Present the count of lines in the entries below that hold "icon", and present nothing else.
### Supplied data
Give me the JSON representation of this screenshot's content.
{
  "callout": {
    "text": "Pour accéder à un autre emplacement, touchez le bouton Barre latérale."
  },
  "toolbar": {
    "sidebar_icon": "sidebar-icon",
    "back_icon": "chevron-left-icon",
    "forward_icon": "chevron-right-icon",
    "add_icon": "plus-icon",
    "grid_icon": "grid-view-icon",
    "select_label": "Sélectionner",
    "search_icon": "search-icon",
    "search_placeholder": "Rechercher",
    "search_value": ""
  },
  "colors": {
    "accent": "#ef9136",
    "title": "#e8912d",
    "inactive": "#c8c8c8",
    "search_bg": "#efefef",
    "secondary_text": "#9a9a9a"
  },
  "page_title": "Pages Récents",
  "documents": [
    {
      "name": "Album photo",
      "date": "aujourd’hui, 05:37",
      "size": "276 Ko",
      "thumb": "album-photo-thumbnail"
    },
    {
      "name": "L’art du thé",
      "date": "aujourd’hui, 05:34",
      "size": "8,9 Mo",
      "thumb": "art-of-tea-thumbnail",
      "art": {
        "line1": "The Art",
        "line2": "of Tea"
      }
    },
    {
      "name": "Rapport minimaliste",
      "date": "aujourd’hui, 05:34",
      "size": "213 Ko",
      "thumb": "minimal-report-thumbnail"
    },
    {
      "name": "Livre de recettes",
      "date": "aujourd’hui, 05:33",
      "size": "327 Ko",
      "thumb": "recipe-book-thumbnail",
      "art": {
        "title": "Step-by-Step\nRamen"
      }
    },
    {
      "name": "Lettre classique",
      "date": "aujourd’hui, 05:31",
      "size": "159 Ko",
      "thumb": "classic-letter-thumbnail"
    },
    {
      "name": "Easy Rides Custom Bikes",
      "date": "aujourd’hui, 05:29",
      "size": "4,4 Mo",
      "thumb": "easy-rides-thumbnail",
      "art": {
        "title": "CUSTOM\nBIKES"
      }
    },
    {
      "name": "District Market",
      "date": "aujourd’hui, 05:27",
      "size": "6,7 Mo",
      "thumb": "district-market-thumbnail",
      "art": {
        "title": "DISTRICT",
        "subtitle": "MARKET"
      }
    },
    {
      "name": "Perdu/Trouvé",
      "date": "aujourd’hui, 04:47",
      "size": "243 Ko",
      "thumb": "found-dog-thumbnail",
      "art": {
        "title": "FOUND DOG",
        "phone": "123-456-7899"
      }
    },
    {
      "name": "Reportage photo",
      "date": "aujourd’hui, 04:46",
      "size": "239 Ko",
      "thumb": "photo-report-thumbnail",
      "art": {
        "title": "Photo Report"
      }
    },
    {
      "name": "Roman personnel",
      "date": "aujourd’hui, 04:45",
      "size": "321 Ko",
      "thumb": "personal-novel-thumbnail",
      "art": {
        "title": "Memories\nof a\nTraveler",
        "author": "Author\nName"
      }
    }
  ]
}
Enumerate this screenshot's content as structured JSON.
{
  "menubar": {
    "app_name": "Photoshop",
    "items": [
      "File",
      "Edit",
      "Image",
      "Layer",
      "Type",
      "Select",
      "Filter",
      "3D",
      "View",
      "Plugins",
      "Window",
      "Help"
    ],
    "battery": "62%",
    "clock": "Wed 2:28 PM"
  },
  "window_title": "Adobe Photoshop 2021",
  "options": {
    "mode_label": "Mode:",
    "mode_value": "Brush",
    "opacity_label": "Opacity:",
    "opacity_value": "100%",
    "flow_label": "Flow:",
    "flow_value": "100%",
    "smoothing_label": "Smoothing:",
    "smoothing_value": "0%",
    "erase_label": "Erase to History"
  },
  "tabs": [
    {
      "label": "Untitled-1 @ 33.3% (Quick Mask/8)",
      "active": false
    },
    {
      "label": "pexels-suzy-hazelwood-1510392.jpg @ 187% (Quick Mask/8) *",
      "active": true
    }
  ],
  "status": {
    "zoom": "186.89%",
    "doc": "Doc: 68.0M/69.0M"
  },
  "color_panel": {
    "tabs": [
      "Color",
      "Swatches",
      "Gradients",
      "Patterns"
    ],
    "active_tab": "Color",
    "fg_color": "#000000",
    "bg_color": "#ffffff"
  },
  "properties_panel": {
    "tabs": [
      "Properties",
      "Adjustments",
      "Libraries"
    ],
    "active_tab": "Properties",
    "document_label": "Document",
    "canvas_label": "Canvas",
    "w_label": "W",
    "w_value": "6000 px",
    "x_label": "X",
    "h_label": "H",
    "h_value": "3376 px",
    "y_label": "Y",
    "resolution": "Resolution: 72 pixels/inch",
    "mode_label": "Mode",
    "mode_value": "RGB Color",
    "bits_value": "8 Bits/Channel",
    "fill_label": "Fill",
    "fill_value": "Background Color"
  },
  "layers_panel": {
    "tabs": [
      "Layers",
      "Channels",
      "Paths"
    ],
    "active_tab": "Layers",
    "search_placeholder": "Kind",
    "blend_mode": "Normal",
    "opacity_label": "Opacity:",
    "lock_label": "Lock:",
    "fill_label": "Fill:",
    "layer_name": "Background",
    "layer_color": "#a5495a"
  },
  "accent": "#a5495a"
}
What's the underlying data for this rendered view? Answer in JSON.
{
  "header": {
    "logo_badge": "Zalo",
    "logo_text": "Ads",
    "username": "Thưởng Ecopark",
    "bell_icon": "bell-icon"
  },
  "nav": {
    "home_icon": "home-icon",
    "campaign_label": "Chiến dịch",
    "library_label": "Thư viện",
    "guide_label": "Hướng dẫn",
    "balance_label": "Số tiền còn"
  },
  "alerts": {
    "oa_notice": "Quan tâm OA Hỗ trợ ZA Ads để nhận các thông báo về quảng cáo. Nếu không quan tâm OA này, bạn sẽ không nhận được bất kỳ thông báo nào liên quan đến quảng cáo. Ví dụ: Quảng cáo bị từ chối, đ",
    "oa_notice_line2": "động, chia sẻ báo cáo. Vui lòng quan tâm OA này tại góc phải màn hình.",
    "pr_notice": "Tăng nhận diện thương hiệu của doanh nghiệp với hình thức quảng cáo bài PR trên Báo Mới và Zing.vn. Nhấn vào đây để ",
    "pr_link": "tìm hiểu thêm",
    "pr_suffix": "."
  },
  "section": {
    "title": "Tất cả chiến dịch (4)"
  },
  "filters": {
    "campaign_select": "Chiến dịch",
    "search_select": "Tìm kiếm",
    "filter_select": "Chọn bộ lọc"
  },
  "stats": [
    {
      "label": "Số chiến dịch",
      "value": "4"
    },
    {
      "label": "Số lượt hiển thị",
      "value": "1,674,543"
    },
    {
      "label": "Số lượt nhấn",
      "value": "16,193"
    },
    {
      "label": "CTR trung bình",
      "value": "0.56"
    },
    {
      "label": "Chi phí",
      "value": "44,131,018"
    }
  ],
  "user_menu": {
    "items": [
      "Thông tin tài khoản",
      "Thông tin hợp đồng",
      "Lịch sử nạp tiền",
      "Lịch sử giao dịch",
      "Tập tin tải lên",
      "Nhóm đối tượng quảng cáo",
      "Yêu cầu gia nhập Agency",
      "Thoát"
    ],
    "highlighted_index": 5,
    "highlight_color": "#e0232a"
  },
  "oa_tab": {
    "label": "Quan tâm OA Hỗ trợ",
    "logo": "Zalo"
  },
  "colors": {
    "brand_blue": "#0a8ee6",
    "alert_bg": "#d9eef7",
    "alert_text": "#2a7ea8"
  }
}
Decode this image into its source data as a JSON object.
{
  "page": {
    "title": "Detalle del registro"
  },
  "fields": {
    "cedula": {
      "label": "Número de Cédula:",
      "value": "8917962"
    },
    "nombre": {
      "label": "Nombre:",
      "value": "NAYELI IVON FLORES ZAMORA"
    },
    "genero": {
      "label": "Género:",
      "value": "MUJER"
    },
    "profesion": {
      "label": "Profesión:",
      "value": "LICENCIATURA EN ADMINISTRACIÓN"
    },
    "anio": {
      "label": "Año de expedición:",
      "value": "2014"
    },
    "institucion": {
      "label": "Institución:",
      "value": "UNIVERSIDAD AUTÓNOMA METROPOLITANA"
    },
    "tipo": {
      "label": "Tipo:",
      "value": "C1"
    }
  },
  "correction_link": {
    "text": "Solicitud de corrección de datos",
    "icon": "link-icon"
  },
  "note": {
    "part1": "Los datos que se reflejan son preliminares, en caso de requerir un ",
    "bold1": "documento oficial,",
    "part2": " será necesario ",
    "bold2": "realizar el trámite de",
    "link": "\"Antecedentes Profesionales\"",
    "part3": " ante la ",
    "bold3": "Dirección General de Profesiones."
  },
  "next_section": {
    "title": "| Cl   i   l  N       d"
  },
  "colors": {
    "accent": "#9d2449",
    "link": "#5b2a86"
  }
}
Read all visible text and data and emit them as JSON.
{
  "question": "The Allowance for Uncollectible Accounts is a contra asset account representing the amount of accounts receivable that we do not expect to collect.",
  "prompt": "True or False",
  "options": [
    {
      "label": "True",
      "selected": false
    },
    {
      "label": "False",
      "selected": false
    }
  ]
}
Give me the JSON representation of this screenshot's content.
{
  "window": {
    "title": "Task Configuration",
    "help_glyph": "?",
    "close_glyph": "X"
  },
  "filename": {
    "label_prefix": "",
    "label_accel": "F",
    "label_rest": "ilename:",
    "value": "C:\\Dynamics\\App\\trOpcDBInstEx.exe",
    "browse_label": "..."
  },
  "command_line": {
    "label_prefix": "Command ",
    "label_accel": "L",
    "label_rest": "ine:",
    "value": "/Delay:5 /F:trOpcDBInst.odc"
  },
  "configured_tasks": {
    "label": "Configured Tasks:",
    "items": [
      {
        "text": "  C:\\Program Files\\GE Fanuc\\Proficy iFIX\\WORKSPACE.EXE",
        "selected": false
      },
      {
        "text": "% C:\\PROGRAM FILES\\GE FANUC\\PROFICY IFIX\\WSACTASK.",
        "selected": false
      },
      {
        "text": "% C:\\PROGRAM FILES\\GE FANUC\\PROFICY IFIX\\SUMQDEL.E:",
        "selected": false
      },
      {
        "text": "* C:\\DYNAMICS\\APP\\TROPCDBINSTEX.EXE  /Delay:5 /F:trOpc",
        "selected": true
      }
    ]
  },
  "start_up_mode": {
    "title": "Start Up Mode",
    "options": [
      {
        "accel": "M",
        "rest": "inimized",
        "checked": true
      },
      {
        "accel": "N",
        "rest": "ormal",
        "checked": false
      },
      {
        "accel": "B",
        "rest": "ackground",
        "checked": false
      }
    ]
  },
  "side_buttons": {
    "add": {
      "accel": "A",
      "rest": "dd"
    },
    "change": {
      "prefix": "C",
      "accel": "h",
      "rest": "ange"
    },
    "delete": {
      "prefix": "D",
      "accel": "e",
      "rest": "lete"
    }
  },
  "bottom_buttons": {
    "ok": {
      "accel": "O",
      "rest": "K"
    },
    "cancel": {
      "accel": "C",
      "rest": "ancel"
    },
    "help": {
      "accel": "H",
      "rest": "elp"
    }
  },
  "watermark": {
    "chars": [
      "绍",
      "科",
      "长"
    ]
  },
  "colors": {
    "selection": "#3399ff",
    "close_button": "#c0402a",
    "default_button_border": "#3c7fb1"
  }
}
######
- Output:
9